My parents weren’t massive readers but there were usually a few paperbacks passing through the house. If I was lucky it would be something juicy like Peyton Place. I remember my dad being appalled when he caught me reading a Harold Robbins book, but he had no idea what I’d been reading before then. By the time I got to Robbins, it seemed like pretty tame stuff.
High school introduced me to George Orwell and John Wyndham, the author of my favourite book, The Day of the Triffids, and also to J.D. Salinger’s The Catcher in the Rye. I think if I was reading it for the first time now, I might find Holden Caulfield quite annoying, but back then reading a book with that voice and attitude was amazing. It was like nothing I’d read before, so fresh and immediate. It just exploded off the page.
I enjoyed most of the authors we read at school, but it was like women writers didn’t exist. In fact, aside from the poem Telephone Conversation by Wole Soyinka, I don’t recall reading anything at all that wasn’t written by a white male.
I asked my English teacher, a really great guy called Len Hughes, for reading recommendations, and he came up with an eclectic list of books that I worked my way through. I remember being irritated by The Lord of the Rings, but The Women’s Room by Madeline French, was another eye-opener. It didn’t really matter if I liked the books he suggested or not, although I think I did enjoy most of them. It was being exposed to different ideas, styles and experiences that mattered. He really helped to broaden my horizons.
What is the most challenging aspect of your creative process?
Generally, it’s the tension between maintaining faith in my ability to write versus crippling self-doubt. It doesn’t help that I have an existential crisis at least once a week. At the moment, the challenge is simply sitting down and getting on with writing. I spend too much time fannying around. I know I’m doing it even as it’s happening which makes it all the more frustrating. I also know it’s lockdown-related and that it will pass once I’ve had a much-needed change in scenery and routine. I try to maintain the faith and not beat myself up about it too much, but I excel at giving myself a hard time.
What does your writing space look like?

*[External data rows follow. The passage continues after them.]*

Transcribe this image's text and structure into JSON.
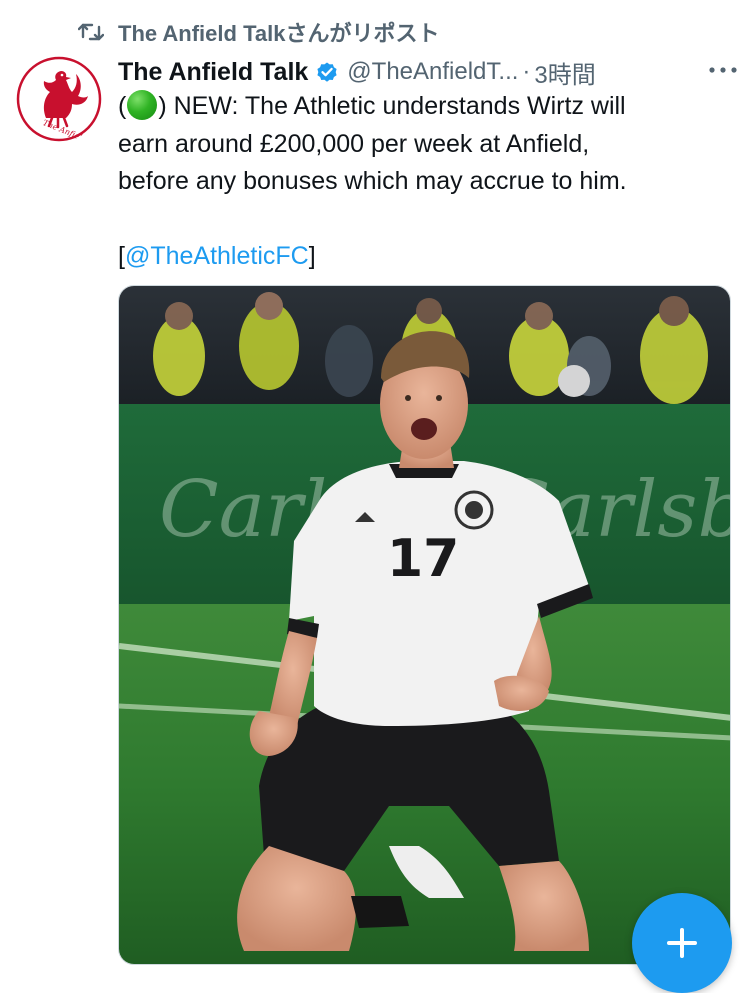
{
  "repost": {
    "label": "The Anfield Talkさんがリポスト",
    "icon": "repost-icon"
  },
  "tweet": {
    "display_name": "The Anfield Talk",
    "handle": "@TheAnfieldT...",
    "separator": "·",
    "time": "3時間",
    "verified": true,
    "verified_color": "#1d9bf0",
    "text_lines": {
      "line1_open": "(",
      "line1_after_dot": ") NEW: The Athletic understands Wirtz will",
      "line2": "earn around £200,000 per week at Anfield,",
      "line3": "before any bonuses which may accrue to him.",
      "bracket_open": "[",
      "mention": "@TheAthleticFC",
      "bracket_close": "]"
    },
    "emoji": "green-circle",
    "avatar_text": "The Anfield Talk",
    "accent_color": "#1d9bf0",
    "brand_red": "#c8102e"
  },
  "media": {
    "shirt_number": "17",
    "board_text_left": "Carlsberg",
    "board_text_right": "Carlsberg"
  },
  "fab": {
    "icon": "plus-icon"
  }
}
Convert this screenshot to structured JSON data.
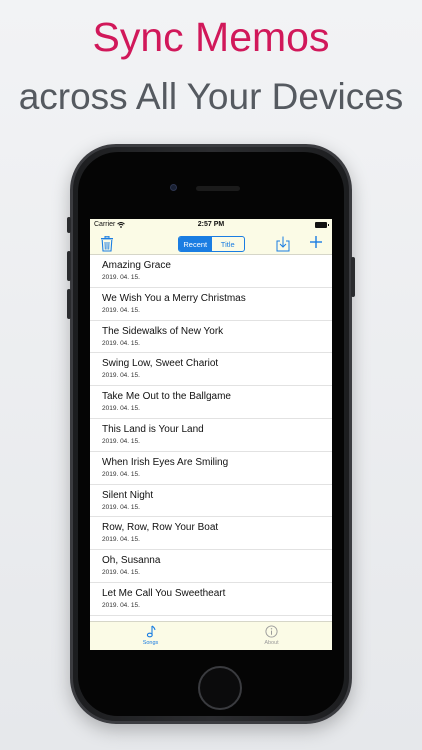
{
  "headline": {
    "line1": "Sync Memos",
    "line2": "across All Your Devices"
  },
  "status_bar": {
    "carrier": "Carrier",
    "time": "2:57 PM"
  },
  "toolbar": {
    "segments": [
      {
        "label": "Recent",
        "selected": true
      },
      {
        "label": "Title",
        "selected": false
      }
    ]
  },
  "songs": [
    {
      "title": "Amazing Grace",
      "date": "2019. 04. 15."
    },
    {
      "title": "We Wish You a Merry Christmas",
      "date": "2019. 04. 15."
    },
    {
      "title": "The Sidewalks of New York",
      "date": "2019. 04. 15."
    },
    {
      "title": "Swing Low, Sweet Chariot",
      "date": "2019. 04. 15."
    },
    {
      "title": "Take Me Out to the Ballgame",
      "date": "2019. 04. 15."
    },
    {
      "title": "This Land is Your Land",
      "date": "2019. 04. 15."
    },
    {
      "title": "When Irish Eyes Are Smiling",
      "date": "2019. 04. 15."
    },
    {
      "title": "Silent Night",
      "date": "2019. 04. 15."
    },
    {
      "title": "Row, Row, Row Your Boat",
      "date": "2019. 04. 15."
    },
    {
      "title": "Oh, Susanna",
      "date": "2019. 04. 15."
    },
    {
      "title": "Let Me Call You Sweetheart",
      "date": "2019. 04. 15."
    }
  ],
  "tabbar": {
    "tabs": [
      {
        "label": "Songs",
        "icon": "music-note-icon",
        "active": true
      },
      {
        "label": "About",
        "icon": "info-icon",
        "active": false
      }
    ]
  },
  "colors": {
    "headline_accent": "#d1185a",
    "headline_secondary": "#555a60",
    "ios_blue": "#1a7de2",
    "bar_background": "#fbfbe6"
  }
}
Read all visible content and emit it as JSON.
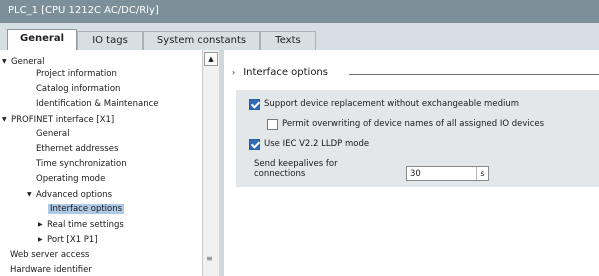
{
  "window": {
    "title": "PLC_1 [CPU 1212C AC/DC/Rly]"
  },
  "tabs": [
    {
      "label": "General",
      "active": true
    },
    {
      "label": "IO tags",
      "active": false
    },
    {
      "label": "System constants",
      "active": false
    },
    {
      "label": "Texts",
      "active": false
    }
  ],
  "tree": [
    {
      "label": "General",
      "expander": "expanded"
    },
    {
      "label": "Project information"
    },
    {
      "label": "Catalog information"
    },
    {
      "label": "Identification & Maintenance"
    },
    {
      "label": "PROFINET interface [X1]",
      "expander": "expanded"
    },
    {
      "label": "General"
    },
    {
      "label": "Ethernet addresses"
    },
    {
      "label": "Time synchronization"
    },
    {
      "label": "Operating mode"
    },
    {
      "label": "Advanced options",
      "expander": "expanded"
    },
    {
      "label": "Interface options",
      "selected": true
    },
    {
      "label": "Real time settings",
      "expander": "collapsed"
    },
    {
      "label": "Port [X1 P1]",
      "expander": "collapsed"
    },
    {
      "label": "Web server access"
    },
    {
      "label": "Hardware identifier"
    }
  ],
  "section": {
    "title": "Interface options"
  },
  "options": {
    "support_replacement": {
      "label": "Support device replacement without exchangeable medium",
      "checked": true
    },
    "permit_overwrite": {
      "label": "Permit overwriting of device names of all assigned IO devices",
      "checked": false
    },
    "use_lldp": {
      "label": "Use IEC V2.2 LLDP mode",
      "checked": true
    }
  },
  "keepalive": {
    "label_line1": "Send keepalives for",
    "label_line2": "connections",
    "value": "30",
    "unit": "s"
  },
  "colors": {
    "titlebar": "#7d909a",
    "tabstrip": "#d6dfe4",
    "panel": "#e3e7ea",
    "selection": "#aec9e6",
    "checkbox_checked": "#2f6db5"
  },
  "icons": {
    "expanded": "triangle-down-icon",
    "collapsed": "triangle-right-icon",
    "section": "chevron-right-icon"
  }
}
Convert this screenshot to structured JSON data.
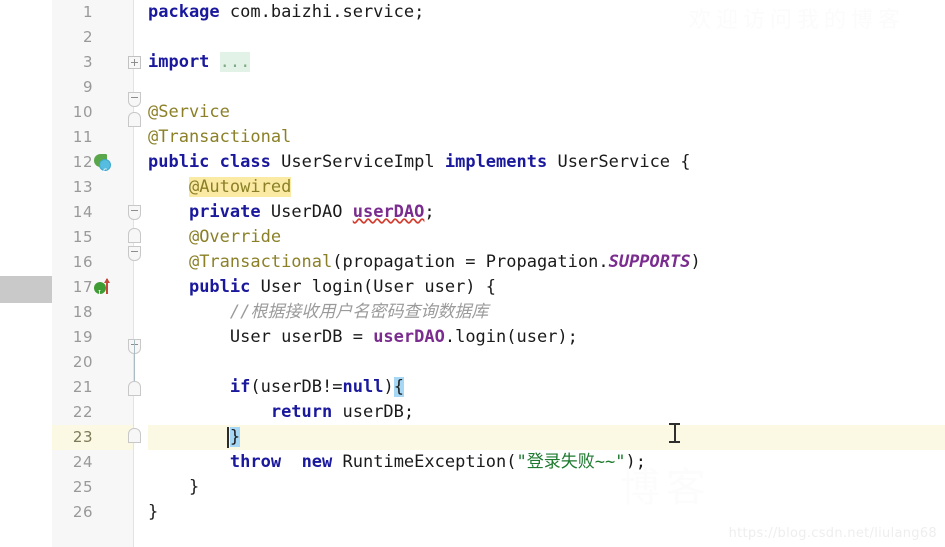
{
  "editor": {
    "language": "java",
    "file_class": "UserServiceImpl",
    "background": "#ffffff",
    "gutter_background": "#f7f7f7",
    "caret_line_background": "#fbf8e4",
    "brace_match_background": "#a6d8f5",
    "annotation_highlight_background": "#fbeaa4"
  },
  "lines": [
    {
      "n": "1",
      "fold": "",
      "icon": ""
    },
    {
      "n": "2",
      "fold": "",
      "icon": ""
    },
    {
      "n": "3",
      "fold": "plus",
      "icon": ""
    },
    {
      "n": "9",
      "fold": "",
      "icon": ""
    },
    {
      "n": "10",
      "fold": "arrow-down",
      "icon": ""
    },
    {
      "n": "11",
      "fold": "arrow-up",
      "icon": ""
    },
    {
      "n": "12",
      "fold": "",
      "icon": "spring-bean-icon"
    },
    {
      "n": "13",
      "fold": "",
      "icon": ""
    },
    {
      "n": "14",
      "fold": "",
      "icon": ""
    },
    {
      "n": "15",
      "fold": "arrow-down",
      "icon": ""
    },
    {
      "n": "16",
      "fold": "arrow-up",
      "icon": ""
    },
    {
      "n": "17",
      "fold": "arrow-down",
      "icon": "implements-override-icon"
    },
    {
      "n": "18",
      "fold": "",
      "icon": ""
    },
    {
      "n": "19",
      "fold": "",
      "icon": ""
    },
    {
      "n": "20",
      "fold": "",
      "icon": ""
    },
    {
      "n": "21",
      "fold": "arrow-down",
      "icon": ""
    },
    {
      "n": "22",
      "fold": "",
      "icon": ""
    },
    {
      "n": "23",
      "fold": "arrow-up",
      "icon": "",
      "caret": true
    },
    {
      "n": "24",
      "fold": "",
      "icon": ""
    },
    {
      "n": "25",
      "fold": "arrow-up",
      "icon": ""
    },
    {
      "n": "26",
      "fold": "",
      "icon": ""
    }
  ],
  "code": {
    "l1_kw": "package",
    "l1_rest": " com.baizhi.service;",
    "l3_kw": "import",
    "l3_ellipsis": "...",
    "l10_ann": "@Service",
    "l11_ann": "@Transactional",
    "l12_kw1": "public",
    "l12_kw2": "class",
    "l12_name": " UserServiceImpl ",
    "l12_kw3": "implements",
    "l12_iface": " UserService {",
    "l13_ann": "@Autowired",
    "l14_kw": "private",
    "l14_type": " UserDAO ",
    "l14_field": "userDAO",
    "l14_semi": ";",
    "l15_ann": "@Override",
    "l16_ann": "@Transactional",
    "l16_args": "(propagation = Propagation.",
    "l16_const": "SUPPORTS",
    "l16_close": ")",
    "l17_kw": "public",
    "l17_sig": " User login(User user) {",
    "l18_comment": "//根据接收用户名密码查询数据库",
    "l19_pre": "User userDB = ",
    "l19_field": "userDAO",
    "l19_post": ".login(user);",
    "l21_kw_if": "if",
    "l21_cond1": "(userDB!=",
    "l21_kw_null": "null",
    "l21_cond2": ")",
    "l21_brace": "{",
    "l22_kw": "return",
    "l22_rest": " userDB;",
    "l23_brace": "}",
    "l24_kw1": "throw",
    "l24_kw2": "new",
    "l24_type": " RuntimeException(",
    "l24_str": "\"登录失败~~\"",
    "l24_end": ");",
    "l25_brace": "}",
    "l26_brace": "}"
  },
  "watermarks": {
    "bottom_right": "https://blog.csdn.net/liulang68",
    "top_right": "欢迎访问我的博客",
    "middle": "博客"
  }
}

After years of moving from kitchen table to sofa to whatever corner I could find, I finally have a room of my own to work in and it’s absolutely brilliant. My room faces east and so I get the sunrise in the morning and the moon rising over Ullapool Hill in the evening. There’s a hedge just outside that’s like a tenement block for little birds and the noise they make is phenomenal. The room itself is bright. My desk is at the window and the window is covered in post-it notes relating to my current wip. The walls are painted white and covered in art and more post-it notes and big sheets of paper I can scribble ideas on. I’ve recently got back into creating art and it’s amazing to have this space to work in. One of my daughters is an art student. She’s currently at home because of Covid and is working in the room next door so there’s a nice creative vibe in the house.
Where can we find your work?
@LGThomson1 and www.thrillerswithattitude.co.uk